Dr. Barbara Megon, a genetics pioneer who spent more than 60 years working at Johns Hopkins University, died of heart failure at her Rowland Park home on January 14. She was 91 years old.
Megon, who was born Barbara Rubin to Sarah Gettin Rubin and Dr. William Rubin in Rochester, New York on July 31, 1931, became the sixth professor at Hopkins University in 1978 after spending 16 years as a faculty member. She became an emeritus professor of genetic medicine in 2020, and continued to work until her death.
Inspired by English geneticist Mary Lyon, much of Dr. Migeon’s research has focused on X-inactivation, the process by which one of the X chromosomes in female mammals is switched off.
How to get it on and off, that was her life’s work, said her son, Jack Megon, of Seattle, Washington.
The topic has been the focus of several of her scholarly articles, as well as her first book, Mosaic Females, published in 2007.
“Barbara focused on a fundamental biological question that has important implications for health and disease,” said her longtime colleague, Dr. David Vale, professor of genetic medicine at Hopkins. “Until this year, she was working on this problem.”
Valli now leads the university’s doctoral program in human genetics and molecular biology, of which Meghion was founding director in 1978.
The eldest of three children, Mejoon was inspired to enter science by her father, who is a general practitioner, according to her children.
“He was a huge motivator for my mom, he pushed her,” said Nicole Meguin, daughter of Dr. Meguin, of New York City.

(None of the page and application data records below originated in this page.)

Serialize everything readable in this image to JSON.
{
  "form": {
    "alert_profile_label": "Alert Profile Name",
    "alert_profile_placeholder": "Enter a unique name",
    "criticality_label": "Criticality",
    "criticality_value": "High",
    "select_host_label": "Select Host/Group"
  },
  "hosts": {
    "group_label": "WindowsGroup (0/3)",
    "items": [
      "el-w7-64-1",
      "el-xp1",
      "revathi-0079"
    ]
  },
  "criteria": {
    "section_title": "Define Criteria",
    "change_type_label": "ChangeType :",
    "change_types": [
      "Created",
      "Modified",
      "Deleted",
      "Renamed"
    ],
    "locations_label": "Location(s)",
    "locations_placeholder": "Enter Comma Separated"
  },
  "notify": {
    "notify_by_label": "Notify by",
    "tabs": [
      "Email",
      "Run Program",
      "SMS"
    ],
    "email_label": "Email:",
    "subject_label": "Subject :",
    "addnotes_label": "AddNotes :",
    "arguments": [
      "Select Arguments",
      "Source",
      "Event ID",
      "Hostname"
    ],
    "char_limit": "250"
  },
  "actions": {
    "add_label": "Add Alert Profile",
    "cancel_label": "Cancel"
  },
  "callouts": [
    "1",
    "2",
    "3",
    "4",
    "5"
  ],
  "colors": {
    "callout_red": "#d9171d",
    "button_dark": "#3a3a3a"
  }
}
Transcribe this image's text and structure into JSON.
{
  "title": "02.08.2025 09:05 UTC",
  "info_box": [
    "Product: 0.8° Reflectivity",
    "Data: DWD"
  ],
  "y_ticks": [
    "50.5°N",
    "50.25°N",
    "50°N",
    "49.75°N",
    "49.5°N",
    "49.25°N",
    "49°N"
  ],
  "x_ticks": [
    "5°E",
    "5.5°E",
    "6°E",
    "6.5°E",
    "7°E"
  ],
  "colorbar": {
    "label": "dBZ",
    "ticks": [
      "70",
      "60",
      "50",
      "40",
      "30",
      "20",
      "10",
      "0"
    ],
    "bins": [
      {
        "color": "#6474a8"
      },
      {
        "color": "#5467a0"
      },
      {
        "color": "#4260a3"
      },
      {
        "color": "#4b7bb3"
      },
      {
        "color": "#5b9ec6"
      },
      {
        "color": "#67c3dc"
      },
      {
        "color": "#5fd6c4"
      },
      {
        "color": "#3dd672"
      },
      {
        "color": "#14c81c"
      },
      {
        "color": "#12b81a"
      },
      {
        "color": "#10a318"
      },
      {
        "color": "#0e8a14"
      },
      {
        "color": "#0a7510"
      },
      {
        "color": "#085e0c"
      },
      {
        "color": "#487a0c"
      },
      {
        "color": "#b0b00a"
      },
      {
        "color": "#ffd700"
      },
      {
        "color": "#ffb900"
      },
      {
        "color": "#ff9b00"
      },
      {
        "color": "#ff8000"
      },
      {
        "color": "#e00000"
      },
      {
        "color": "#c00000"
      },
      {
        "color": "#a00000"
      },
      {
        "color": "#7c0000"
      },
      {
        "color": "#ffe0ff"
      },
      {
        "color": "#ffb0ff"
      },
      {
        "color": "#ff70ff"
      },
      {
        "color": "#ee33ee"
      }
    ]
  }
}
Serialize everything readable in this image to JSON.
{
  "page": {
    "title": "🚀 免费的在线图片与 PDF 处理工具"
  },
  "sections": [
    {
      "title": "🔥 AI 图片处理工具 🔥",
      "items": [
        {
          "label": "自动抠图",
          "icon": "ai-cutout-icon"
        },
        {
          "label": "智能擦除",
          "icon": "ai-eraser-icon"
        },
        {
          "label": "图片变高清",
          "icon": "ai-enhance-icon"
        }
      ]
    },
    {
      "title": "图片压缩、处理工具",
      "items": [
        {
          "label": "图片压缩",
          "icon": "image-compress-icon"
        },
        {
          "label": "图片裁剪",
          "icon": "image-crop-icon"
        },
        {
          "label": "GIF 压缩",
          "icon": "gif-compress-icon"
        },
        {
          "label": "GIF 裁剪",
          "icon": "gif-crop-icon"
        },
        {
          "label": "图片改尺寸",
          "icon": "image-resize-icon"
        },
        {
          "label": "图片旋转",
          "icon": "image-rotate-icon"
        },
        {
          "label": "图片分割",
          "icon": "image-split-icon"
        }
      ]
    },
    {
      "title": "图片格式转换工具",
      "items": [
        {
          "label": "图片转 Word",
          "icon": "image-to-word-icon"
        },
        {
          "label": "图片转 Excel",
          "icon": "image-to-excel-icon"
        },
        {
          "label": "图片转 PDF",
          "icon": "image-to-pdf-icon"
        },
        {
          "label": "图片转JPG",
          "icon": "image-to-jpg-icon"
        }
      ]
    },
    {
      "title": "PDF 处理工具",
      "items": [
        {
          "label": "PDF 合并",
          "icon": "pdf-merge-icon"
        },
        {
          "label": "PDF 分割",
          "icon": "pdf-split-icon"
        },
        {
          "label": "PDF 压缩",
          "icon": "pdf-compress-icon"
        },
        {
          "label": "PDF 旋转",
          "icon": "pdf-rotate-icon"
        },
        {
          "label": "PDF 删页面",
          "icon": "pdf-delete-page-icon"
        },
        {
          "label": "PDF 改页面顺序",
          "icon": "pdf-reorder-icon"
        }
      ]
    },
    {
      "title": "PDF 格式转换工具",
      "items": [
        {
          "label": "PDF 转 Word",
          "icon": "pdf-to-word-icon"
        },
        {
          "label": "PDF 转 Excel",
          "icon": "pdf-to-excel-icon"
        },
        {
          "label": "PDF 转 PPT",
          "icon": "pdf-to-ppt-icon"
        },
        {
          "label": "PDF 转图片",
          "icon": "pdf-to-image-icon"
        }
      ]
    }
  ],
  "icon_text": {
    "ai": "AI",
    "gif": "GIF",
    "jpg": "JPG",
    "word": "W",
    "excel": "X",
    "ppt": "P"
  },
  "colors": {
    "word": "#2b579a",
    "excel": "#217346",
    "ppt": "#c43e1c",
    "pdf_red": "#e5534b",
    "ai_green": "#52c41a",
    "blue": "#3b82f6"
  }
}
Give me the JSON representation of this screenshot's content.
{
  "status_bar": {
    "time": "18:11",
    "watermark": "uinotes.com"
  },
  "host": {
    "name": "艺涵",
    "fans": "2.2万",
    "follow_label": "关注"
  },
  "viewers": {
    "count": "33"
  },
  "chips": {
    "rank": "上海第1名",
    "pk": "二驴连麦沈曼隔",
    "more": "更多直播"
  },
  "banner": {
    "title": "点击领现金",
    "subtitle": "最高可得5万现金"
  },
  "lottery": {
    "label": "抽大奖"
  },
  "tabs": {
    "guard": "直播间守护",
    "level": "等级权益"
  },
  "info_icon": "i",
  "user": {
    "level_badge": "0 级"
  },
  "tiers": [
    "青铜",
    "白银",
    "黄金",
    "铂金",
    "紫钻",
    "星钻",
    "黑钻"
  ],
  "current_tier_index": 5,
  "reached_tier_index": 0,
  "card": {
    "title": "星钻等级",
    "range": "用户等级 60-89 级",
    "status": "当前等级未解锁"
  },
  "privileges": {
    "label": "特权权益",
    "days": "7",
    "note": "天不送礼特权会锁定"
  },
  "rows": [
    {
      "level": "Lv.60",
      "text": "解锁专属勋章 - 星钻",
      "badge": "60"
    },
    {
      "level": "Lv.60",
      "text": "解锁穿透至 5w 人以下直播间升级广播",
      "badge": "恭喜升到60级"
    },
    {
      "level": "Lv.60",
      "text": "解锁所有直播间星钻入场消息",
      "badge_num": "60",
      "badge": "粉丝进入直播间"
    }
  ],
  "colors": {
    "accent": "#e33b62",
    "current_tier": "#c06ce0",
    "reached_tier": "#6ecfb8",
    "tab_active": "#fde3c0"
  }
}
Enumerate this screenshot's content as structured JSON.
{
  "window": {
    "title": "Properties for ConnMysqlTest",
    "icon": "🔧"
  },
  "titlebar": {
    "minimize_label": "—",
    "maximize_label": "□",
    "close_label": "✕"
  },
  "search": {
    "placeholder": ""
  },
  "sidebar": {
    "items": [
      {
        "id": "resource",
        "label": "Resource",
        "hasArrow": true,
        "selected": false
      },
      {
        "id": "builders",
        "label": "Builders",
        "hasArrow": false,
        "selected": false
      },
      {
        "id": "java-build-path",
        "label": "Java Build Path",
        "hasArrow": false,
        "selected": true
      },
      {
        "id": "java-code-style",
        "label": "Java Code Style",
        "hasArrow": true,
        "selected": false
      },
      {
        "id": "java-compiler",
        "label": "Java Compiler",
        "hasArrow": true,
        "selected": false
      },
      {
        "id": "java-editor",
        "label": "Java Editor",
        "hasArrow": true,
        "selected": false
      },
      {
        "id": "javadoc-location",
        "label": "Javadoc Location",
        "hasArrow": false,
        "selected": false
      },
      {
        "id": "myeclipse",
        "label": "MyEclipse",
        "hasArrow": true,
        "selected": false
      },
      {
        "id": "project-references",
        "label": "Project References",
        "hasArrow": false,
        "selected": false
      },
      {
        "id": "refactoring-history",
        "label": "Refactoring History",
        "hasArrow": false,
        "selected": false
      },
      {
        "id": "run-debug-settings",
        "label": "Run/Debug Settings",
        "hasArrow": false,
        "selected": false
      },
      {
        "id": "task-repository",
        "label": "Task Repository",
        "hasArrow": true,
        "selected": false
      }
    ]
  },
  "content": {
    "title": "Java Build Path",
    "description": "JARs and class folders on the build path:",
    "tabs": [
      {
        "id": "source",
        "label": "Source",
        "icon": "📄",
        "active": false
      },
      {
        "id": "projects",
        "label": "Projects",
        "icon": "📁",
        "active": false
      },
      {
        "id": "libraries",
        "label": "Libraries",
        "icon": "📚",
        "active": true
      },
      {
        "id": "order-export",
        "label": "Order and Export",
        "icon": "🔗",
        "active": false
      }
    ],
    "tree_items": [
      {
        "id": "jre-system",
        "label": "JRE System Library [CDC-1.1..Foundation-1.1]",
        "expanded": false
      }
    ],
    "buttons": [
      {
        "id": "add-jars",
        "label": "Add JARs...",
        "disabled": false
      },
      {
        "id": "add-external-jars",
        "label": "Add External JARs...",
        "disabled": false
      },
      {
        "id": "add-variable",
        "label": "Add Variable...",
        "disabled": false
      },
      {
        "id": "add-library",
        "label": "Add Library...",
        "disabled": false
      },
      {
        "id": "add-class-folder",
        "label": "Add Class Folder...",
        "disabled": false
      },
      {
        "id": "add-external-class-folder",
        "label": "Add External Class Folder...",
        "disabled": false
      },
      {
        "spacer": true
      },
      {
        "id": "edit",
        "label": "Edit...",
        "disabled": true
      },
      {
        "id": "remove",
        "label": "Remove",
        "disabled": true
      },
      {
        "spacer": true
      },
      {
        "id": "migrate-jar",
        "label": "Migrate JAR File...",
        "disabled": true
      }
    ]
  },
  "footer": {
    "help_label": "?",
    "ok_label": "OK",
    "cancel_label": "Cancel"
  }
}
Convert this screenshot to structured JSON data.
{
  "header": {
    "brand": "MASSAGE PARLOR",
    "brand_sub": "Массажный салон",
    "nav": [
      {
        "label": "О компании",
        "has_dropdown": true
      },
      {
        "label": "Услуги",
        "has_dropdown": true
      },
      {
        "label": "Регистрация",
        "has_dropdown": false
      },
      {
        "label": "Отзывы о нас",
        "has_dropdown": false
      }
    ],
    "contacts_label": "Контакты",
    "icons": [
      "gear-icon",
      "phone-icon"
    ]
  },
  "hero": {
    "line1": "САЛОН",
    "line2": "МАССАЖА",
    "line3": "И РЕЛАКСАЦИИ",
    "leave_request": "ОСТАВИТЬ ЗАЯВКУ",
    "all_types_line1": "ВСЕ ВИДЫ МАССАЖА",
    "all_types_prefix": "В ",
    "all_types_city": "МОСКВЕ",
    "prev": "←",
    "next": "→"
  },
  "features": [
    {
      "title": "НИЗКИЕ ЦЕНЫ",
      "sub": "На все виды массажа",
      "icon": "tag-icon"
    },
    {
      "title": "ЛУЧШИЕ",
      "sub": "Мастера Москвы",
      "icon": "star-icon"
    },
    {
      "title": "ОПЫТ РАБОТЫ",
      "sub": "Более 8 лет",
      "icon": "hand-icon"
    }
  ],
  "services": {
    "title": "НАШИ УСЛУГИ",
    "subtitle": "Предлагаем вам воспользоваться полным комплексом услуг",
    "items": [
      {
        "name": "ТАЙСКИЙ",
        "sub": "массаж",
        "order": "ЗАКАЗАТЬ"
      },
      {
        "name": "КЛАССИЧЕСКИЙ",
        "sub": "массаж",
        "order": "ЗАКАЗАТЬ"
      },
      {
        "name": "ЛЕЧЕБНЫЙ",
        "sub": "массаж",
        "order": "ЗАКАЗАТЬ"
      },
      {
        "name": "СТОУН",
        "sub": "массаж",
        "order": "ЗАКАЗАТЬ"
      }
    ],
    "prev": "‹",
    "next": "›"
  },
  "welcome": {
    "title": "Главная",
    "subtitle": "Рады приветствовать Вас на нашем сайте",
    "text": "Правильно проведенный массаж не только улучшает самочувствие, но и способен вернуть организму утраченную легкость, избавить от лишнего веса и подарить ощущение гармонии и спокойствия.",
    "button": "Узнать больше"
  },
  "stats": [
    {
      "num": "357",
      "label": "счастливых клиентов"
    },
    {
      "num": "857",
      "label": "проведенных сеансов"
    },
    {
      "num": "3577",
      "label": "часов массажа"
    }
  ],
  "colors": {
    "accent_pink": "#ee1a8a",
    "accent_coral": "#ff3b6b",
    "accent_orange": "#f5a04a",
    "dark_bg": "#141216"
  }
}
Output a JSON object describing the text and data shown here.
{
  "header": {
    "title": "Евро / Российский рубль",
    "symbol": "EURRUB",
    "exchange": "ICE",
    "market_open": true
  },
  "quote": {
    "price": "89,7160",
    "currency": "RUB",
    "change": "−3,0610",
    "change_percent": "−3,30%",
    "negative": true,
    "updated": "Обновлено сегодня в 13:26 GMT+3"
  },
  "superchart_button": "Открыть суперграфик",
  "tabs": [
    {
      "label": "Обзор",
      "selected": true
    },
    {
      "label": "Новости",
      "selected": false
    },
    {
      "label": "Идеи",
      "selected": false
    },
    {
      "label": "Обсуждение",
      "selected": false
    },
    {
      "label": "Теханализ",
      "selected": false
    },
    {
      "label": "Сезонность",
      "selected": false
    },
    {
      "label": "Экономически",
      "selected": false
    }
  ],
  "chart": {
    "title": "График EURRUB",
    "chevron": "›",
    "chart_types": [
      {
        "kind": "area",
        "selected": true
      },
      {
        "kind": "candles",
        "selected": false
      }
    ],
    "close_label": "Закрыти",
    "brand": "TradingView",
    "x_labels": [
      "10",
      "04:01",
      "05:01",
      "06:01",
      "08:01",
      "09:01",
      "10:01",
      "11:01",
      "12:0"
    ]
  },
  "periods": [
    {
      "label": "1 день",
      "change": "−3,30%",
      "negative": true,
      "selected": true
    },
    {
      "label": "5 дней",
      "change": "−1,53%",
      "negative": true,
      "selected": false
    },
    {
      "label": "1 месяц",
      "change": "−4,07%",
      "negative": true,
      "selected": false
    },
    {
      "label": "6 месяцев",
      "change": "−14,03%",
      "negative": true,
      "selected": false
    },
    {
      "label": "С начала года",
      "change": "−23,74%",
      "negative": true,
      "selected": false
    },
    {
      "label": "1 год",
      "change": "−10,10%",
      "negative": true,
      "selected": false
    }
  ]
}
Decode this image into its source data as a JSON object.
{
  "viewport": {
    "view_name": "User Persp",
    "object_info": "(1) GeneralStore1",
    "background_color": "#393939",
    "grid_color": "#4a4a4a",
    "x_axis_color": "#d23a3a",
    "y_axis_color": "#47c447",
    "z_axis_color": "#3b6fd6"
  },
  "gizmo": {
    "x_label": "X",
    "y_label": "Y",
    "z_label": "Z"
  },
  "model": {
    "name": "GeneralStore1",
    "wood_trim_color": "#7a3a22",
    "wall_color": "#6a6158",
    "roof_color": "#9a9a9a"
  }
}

Meggoon graduated a year early from Franklin High School in Rochester in 1948, and earned a premedical science degree from Smith College, a private women’s college in Massachusetts, in 1952 before attending medical school at the University at Buffalo, graduating in 1956. Then She headed to Baltimore to complete her residency at Hopkins.
Dr. Megon met French-born pediatric endocrinologist Dr. Claude Megon, at a Hopkins Christmas party in 1957. The couple married three years later in Arlington, Virginia.
Shortly before her marriage, Dr. Megon worked briefly at Boston Children’s Hospital, then returned to Hopkins where she worked with geneticist Barton Childs.
Dr. Meigon became a faculty member at Hopkins University in 1962, and set up her own laboratory to study the X chromosome and sex differences in disease. She became a professor of pediatrics in 1978.
As the sixth full professor at Hopkins, Dr. Megon has become a “tremendous resource” for women who have been faculty members in the medical school, Valley said.
“She’s been very supportive of all of our faculty, especially our female faculty,” said Valle, adding that the school has “over 100 female faculty members today.
The struggles faced by fellow physicians and scientists were the subject of her second book, “American Science: My View from the Bench,” published in 2016. The book chronicles decades of development in biomedical science through Migeon’s own eyewitness account.
Migeon continued to work at Hopkins from the early morning hours until late at night, Valle said, until the COVID-19 pandemic began. Once the pandemic began, she continued to work those hours from home, becoming a “virtual attendee of every Zoom conference” until her health began to fail over the past few months.
Outside of her work, Dr. Megon was an avid pottery and glass collector, often attending craft shows and becoming friends with local artisans, her children said.
“She had a great visual sense,” said Nicole Megon, citing her mother’s intuition of appearance and color as her main reason for becoming an architect.
Standing at 5-foot-2, Dr. Megon was “petite and with a big personality,” her daughter said.
Dr. Megon has authored more than 150 research articles and two books, and has become an excellent writer and editor. Jack Megon recalled how when he would hand his high school assignments over to his mother, they would come back covered in red ink.
Her writing prowess translated into her hobbies as well—she was a stage playwright for the Fells Point Corner Theatre, and wrote programs for community theater that she enjoyed.
Among the survivors: her three children, Jacques, Nicole, and Jean-Paul Megon, of Shelburne Falls, Massachusetts; Four grandchildren and several daughters and sons. She was preceded in death by her husband, Dr. Claude Migon, her younger brother, Robert Robin, and her younger sister, Sheila Markhem.
The family plans a memorial service jointly with Hopkins, but details have not been finalized.